The number and breadth of these transparency- and accountability-enhancing measures that have been introduced is staggering. They include the near-universal ratification of international instruments such as the OAS Inter-American Convention Against Corruption, the UN Convention Against Transnational Organized Crime and the UN Convention Against Corruption, as well as the proactive regional participation in the Open Government Partnership (OPG).
These have also been accompanied by a variety of legal reforms and innovations in almost every country in the region designed to enhance transparency. Governments have passed a flurry of laws and regulations to upgrade the functions carried out by auditing agencies that have included: asset disclosure requirements for public officials; access to public information laws; the modernization of public procurement processes; the creation of plans, agencies and policies to institute e-government systems; anti-money laundering laws; and campaign finance regulations. Many countries have also enacted plea bargain laws, judicial reforms of different kinds, and wide-ranging amendments to civil service provisions.
True, there are questions about the effectiveness of the implementation of these reforms. Yet, their passage has given new powers to citizens, journalists, prosecutors, and judges, and has forced public officials and business, at the very least, to pay lip service to higher standards of conduct.
In fact, the evidence suggests that, on average, public sectors in the region have become more transparent.
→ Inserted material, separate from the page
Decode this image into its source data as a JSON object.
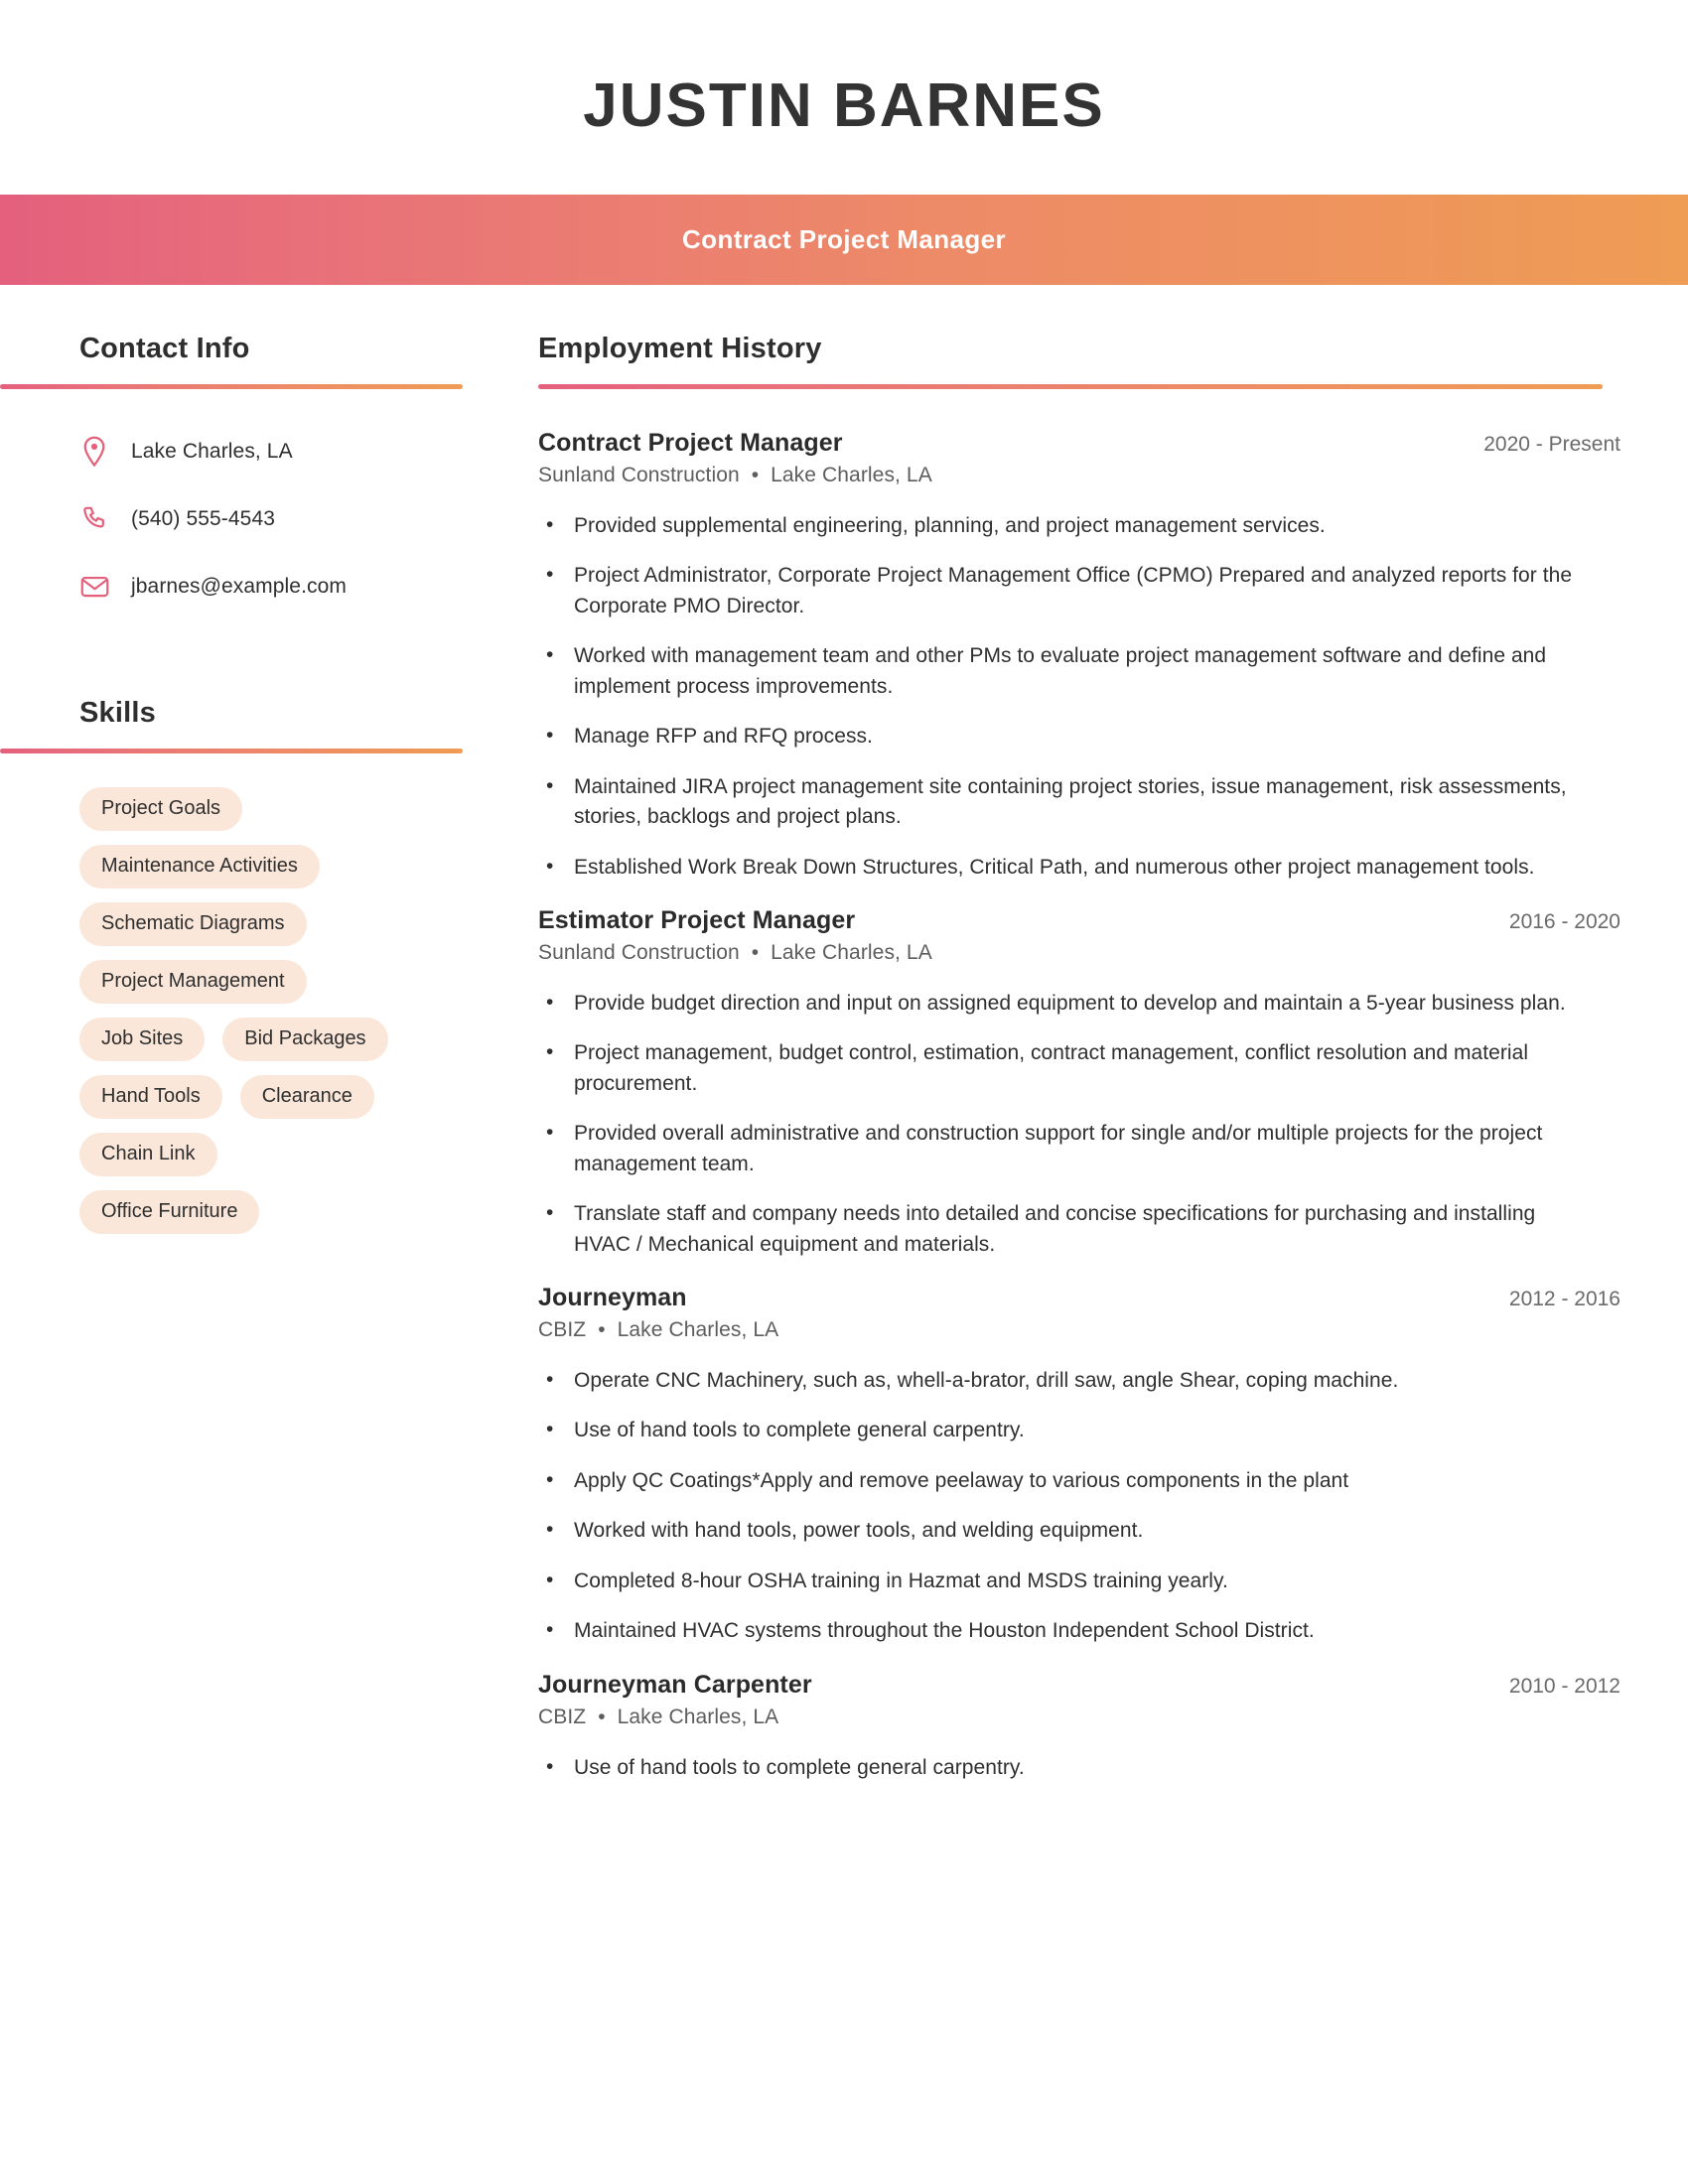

Over the past decade, according to the World Economic Forum’s figures, the ability of businesses to obtain information about changes in government policies and regulations affecting their activities went up in 12 out of 18 Latin American countries, as well as in the region as a whole. And according to the Open Budget Index, public access to information about the budget and the budget process improved in 11 out of 15 countries for which there is information in the decade from 2006 to 2015.
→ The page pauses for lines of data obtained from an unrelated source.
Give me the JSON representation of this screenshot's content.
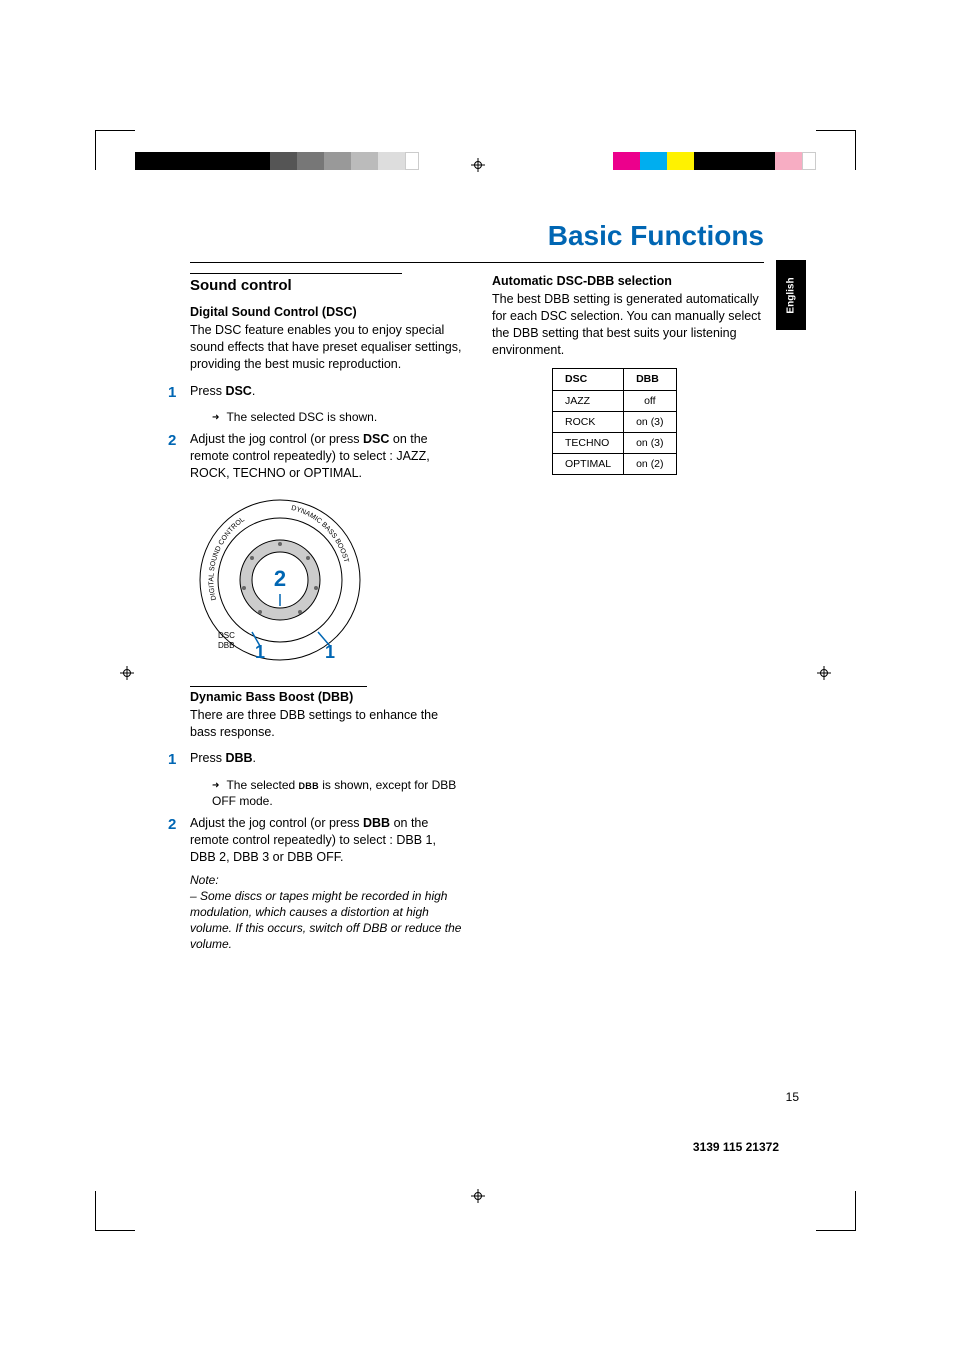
{
  "chapter_title": "Basic Functions",
  "lang_tab": "English",
  "page_num": "15",
  "doc_ref": "3139 115 21372",
  "left": {
    "section_title": "Sound control",
    "dsc": {
      "title": "Digital Sound Control (DSC)",
      "desc": "The DSC feature enables you to enjoy special sound effects that have preset equaliser settings, providing the best music reproduction.",
      "step1_pre": "Press ",
      "step1_bold": "DSC",
      "step1_post": ".",
      "step1_sub_pre": "The selected DSC is shown.",
      "step2_pre": "Adjust the jog control (or press ",
      "step2_bold": "DSC",
      "step2_post": " on the remote control repeatedly) to select : JAZZ, ROCK, TECHNO or OPTIMAL.",
      "dial_outer": "DIGITAL SOUND CONTROL",
      "dial_outer2": "DYNAMIC BASS BOOST",
      "dial_label1": "DSC",
      "dial_label2": "DBB"
    },
    "dbb": {
      "title": "Dynamic Bass Boost (DBB)",
      "desc": "There are three DBB settings to enhance the bass response.",
      "step1_pre": "Press ",
      "step1_bold": "DBB",
      "step1_post": ".",
      "step1_sub_pre": "The selected ",
      "step1_sub_bold": "DBB",
      "step1_sub_post": " is shown, except for DBB OFF mode.",
      "step2_pre": "Adjust the jog control (or press ",
      "step2_bold": "DBB",
      "step2_post": " on the remote control repeatedly) to select : DBB 1, DBB 2, DBB 3 or DBB OFF.",
      "note_label": "Note:",
      "note_body": "– Some discs or tapes might be recorded in high modulation, which causes a distortion at high volume. If this occurs, switch off DBB or reduce the volume."
    }
  },
  "right": {
    "auto": {
      "title": "Automatic DSC-DBB selection",
      "desc": "The best DBB setting is generated automatically for each DSC selection. You can manually select the DBB setting that best suits your listening environment."
    },
    "table": {
      "head1": "DSC",
      "head2": "DBB",
      "rows": [
        {
          "dsc": "JAZZ",
          "dbb": "off"
        },
        {
          "dsc": "ROCK",
          "dbb": "on (3)"
        },
        {
          "dsc": "TECHNO",
          "dbb": "on (3)"
        },
        {
          "dsc": "OPTIMAL",
          "dbb": "on (2)"
        }
      ]
    }
  },
  "colors": {
    "left_bar": [
      "#000",
      "#000",
      "#000",
      "#000",
      "#000",
      "#666",
      "#888",
      "#aaa",
      "#ccc",
      "#eee",
      "#fff"
    ],
    "right_bar": [
      "#ff00ff",
      "#00aeef",
      "#fff200",
      "#000",
      "#000",
      "#000",
      "#f7adc3",
      "#fff"
    ]
  }
}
What this means is that, more than ever, the typical Latin American citizen is in a position to know much more about the inner workings of his or her institutions. And what the public now learns often makes for a less-than-pretty sight. A crucial implication follows—reforms that increase levels of transparency can have an ambiguous effect on the legitimacy of political systems. In the long run, increased transparency can deter malfeasance and have a salutary effect on public life. But in the short run, these reforms will likely yield a harvest of corruption scandals, often with devastating consequences for the legitimacy of institutions. These norms help reveal the infection of corruption, before the sunlight exerts its purifying and healing power.
The emergence of this new normative edifice in favor of transparency and accountability is one of the most important, yet unsung, stories of the consolidation of democracy in Latin America. The recent events are surely a symptom of the serious political pathologies that continue to afflict the region. Yet, amid the doom and gloom we should acknowledge a large silver lining. The mere fact that we are talking about these scandals is because—at least in some important ways—democracy and the rule of law are finally taking root in the continent.
Kevin Casas-Zamora is Senior Fellow and Director of Peter D. Bell Rule of Law Program, Inter-American Dialogue, in Washington, DC; former Vice-President of Costa Rica. You can follow him on Twitter at @KevinCasasZ. Miguel Carter is Director of DEMOS, a political research center in Paraguay.